Give Roses Light and Air
By now on the East Coast, lots of roses have mildew or black spot on the leaves. Prevention through good cultural conditions -- selecting disease-resistant cultivars and planting where there are 8 hours or more of sunlight and good air circulation -- is the best approach. As this is not the time to move roses, consider removing nearby tree and shrub branches to increase light and air flow.
Use Organic Control for Mildew and Other Diseases
Try an organic control against mildew on roses and perennials, even food crops. Serenade's Bacillus subtilis is a biofungicide for powdery mildew, downy mildew, bacterial spot, rust, and more. It stops plant pathogen spores from germinating and disrupts pathogen growth.
Prune Off Spent Lilac Flowers
Remove dead lilac flower clusters by pruning just above a node (where leaf joins stem). Then remove older or crowded branches with a pruning cut at the base of the shrub. That's right, squat or bend over to reach inside the shrub just above the soil, and clip the branch low. Also prune off crossing or damaged branches. Leave the strong, healthy branch; remove the broken, spindly, or weak one.

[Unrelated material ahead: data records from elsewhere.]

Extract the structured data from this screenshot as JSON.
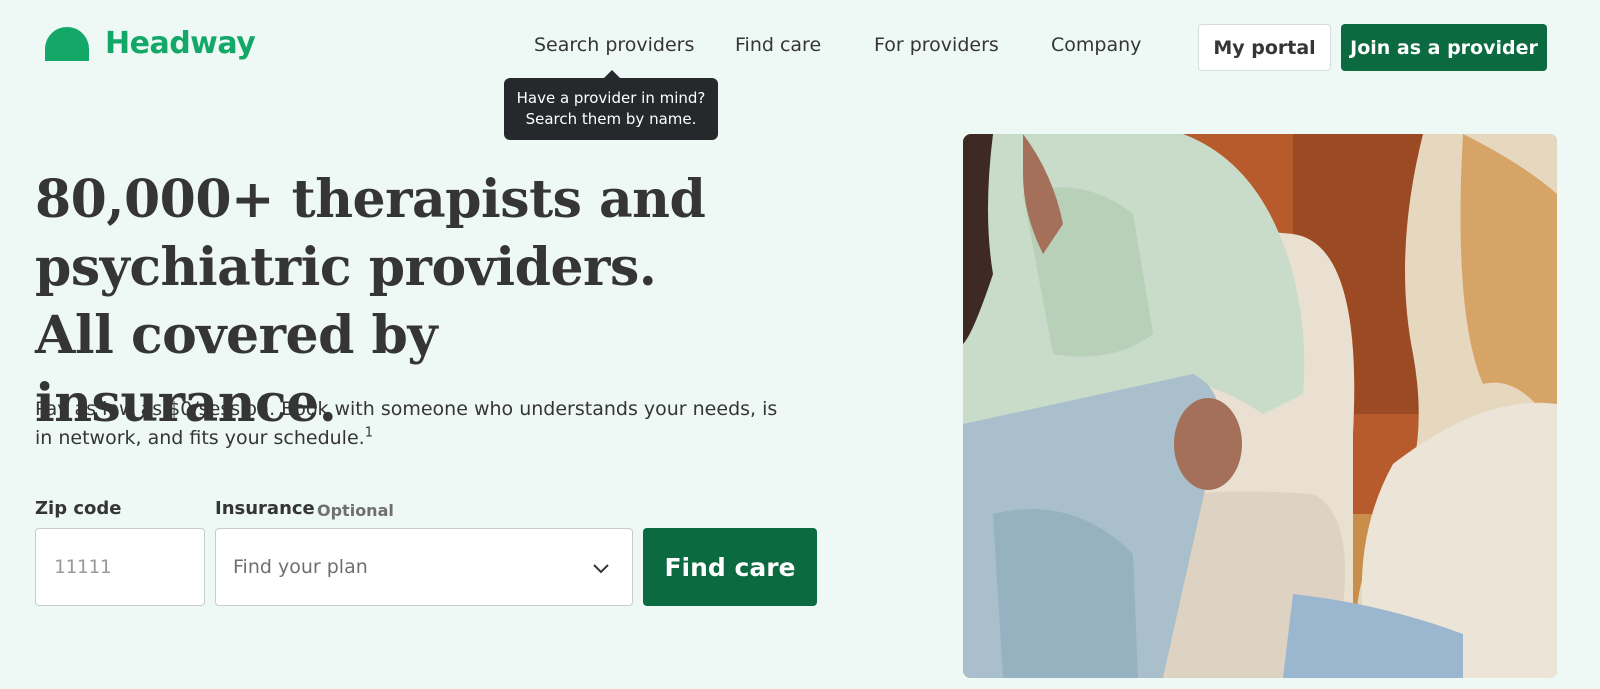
{
  "brand": {
    "name": "Headway",
    "color": "#13a868"
  },
  "nav": {
    "items": [
      {
        "label": "Search providers"
      },
      {
        "label": "Find care"
      },
      {
        "label": "For providers"
      },
      {
        "label": "Company"
      }
    ],
    "portal_label": "My portal",
    "join_label": "Join as a provider"
  },
  "tooltip": {
    "line1": "Have a provider in mind?",
    "line2": "Search them by name."
  },
  "hero": {
    "headline": "80,000+ therapists and psychiatric providers. All covered by insurance.",
    "subtext": "Pay as low as $0/session. Book with someone who understands your needs, is in network, and fits your schedule.",
    "footnote": "1"
  },
  "form": {
    "zip_label": "Zip code",
    "zip_placeholder": "11111",
    "zip_value": "",
    "insurance_label": "Insurance",
    "insurance_optional": "Optional",
    "insurance_placeholder": "Find your plan",
    "submit_label": "Find care"
  },
  "colors": {
    "background": "#eef8f4",
    "primary_button": "#0b6a3f",
    "tooltip_bg": "#26292b"
  }
}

Pinch for Bushiness
Pinching off the stem tip on basil, mums, and sweet potato vines will make the plants grow more bushy. In northern climes, pinching or pruning off the summer phlox's stem tip right now also will promote bushy growth without flower loss. Doing it much later, though, will remove flower buds.
Deadhead to Stimulate New Flowers
Pruning to remove dead flower heads from salvia, veronica, lady's mantle, malva, coreopsis, valerian, and perennial geraniums can make way for continued or later flowering. For lady's mantle, coreopsis, and geraniums, individually cut off each dead flower stalk at the base of the stalk. Clip salvia, valerian, and veronica more carefully -- just below the dead flower head. Look carefully and you'll see small flower buds emerging lower on the same stalk.